In theory, it might be possible to start up in Recovery mode and there start the process of decryption. In practice, the best that you are likely to be able to do is to wipe your startup volume and re-install macOS. To do that, open Disk Utility in Recovery mode, select the partially encrypted volume, and mount it. You will then be prompted for its password, as it is now partially encrypted. You will also see among its initialisation options are encrypted formats: for the moment you will probably want to give them a miss, and return to unencrypted format.
Should you ever need to restore or repair a volume encrypted by FileVault, then it should remain fully encrypted. However some users have reported that restoring to an encrypted volume from a Time Machine backup can leave the volume unencrypted. If your encrypted volume undergoes any sort of significant surgery, you should always check that FileVault encryption is still enabled afterwards.

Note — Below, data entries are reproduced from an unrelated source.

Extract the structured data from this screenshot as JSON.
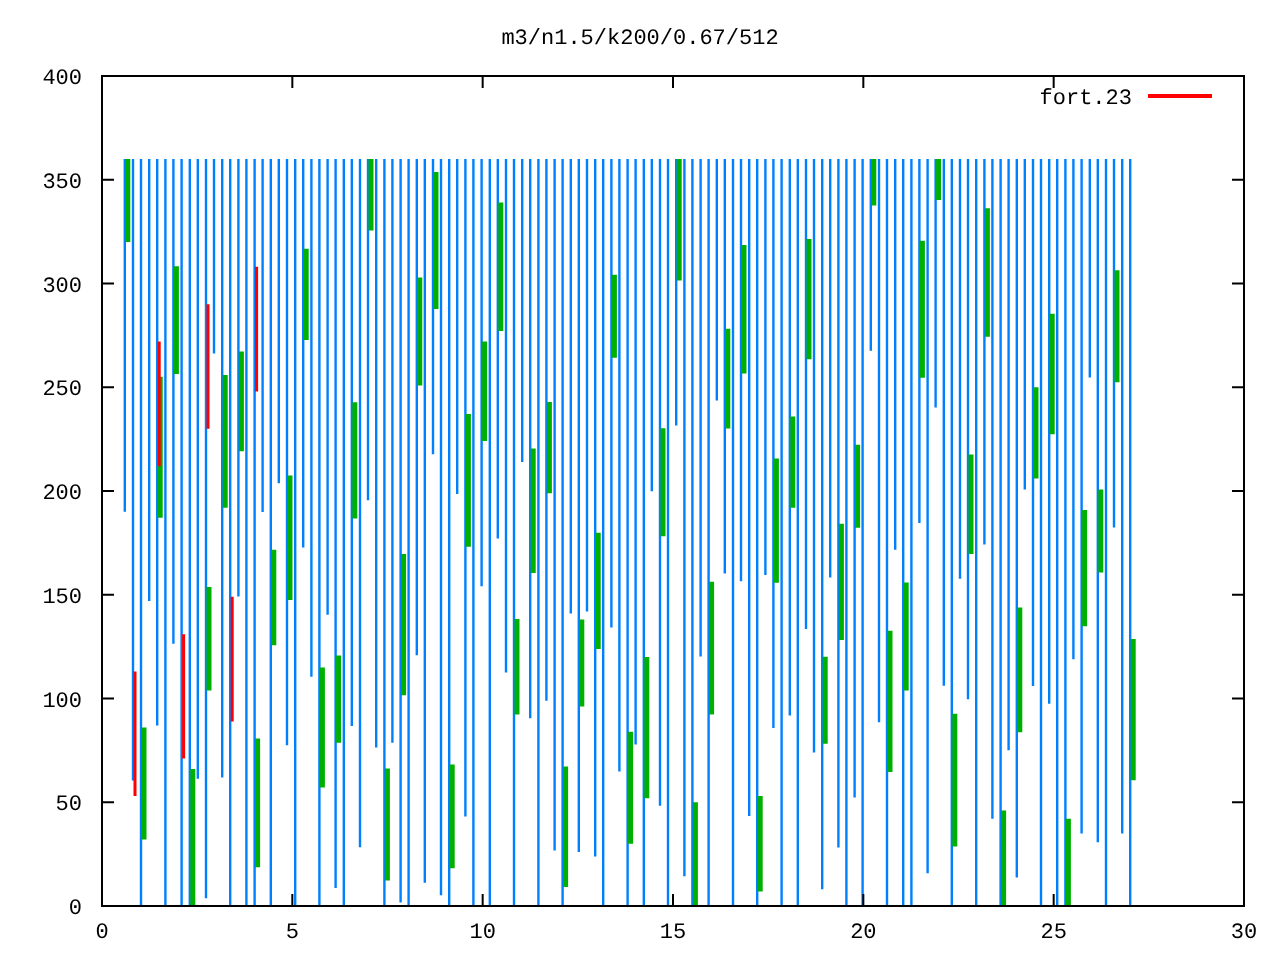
{
  "plot": {
    "title": "m3/n1.5/k200/0.67/512",
    "legend": [
      {
        "label": "fort.23",
        "color": "#ff0000"
      }
    ],
    "x_axis_labels": [
      "0",
      "5",
      "10",
      "15",
      "20",
      "25",
      "30"
    ],
    "y_axis_labels": [
      "400",
      "350",
      "300",
      "250",
      "200",
      "150",
      "100",
      "50",
      "0"
    ]
  }
}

FileVault, as controlled in its panel, only controls the encryption of your startup (boot) disk. If you have other storage permanently or temporarily attached to that Mac and need to encrypt that, you will need to do so in the Finder. Select the volume in the Finder, and use its contextual menu to locate the Encrypt command.
The Finder will then prompt you to create a new encryption password, verify it, and provide a hint. Once you have done that, click on the Encrypt Disk button to start that process. This can only be done if the disk uses a GUID Partition Table (GPT): if it doesn’t you will need to reformat that disk so that it has one, then encrypt it as above.
FileVault will be changing in High Sierra, as Apple’s new APFS file system supports encrypted volumes as well as folders and files. When you install High Sierra on a volume which is already encrypted using FileVault, the installer will by default automatically convert your encrypted volume to a new encrypted APFS volume, using the same password and recovery key.
Because encryption is an option built into the APFS file system itself, it should operate more quickly than FileVault does at present, particularly on SSD. In fact, in High Sierra you should not notice that your storage is encrypted at all.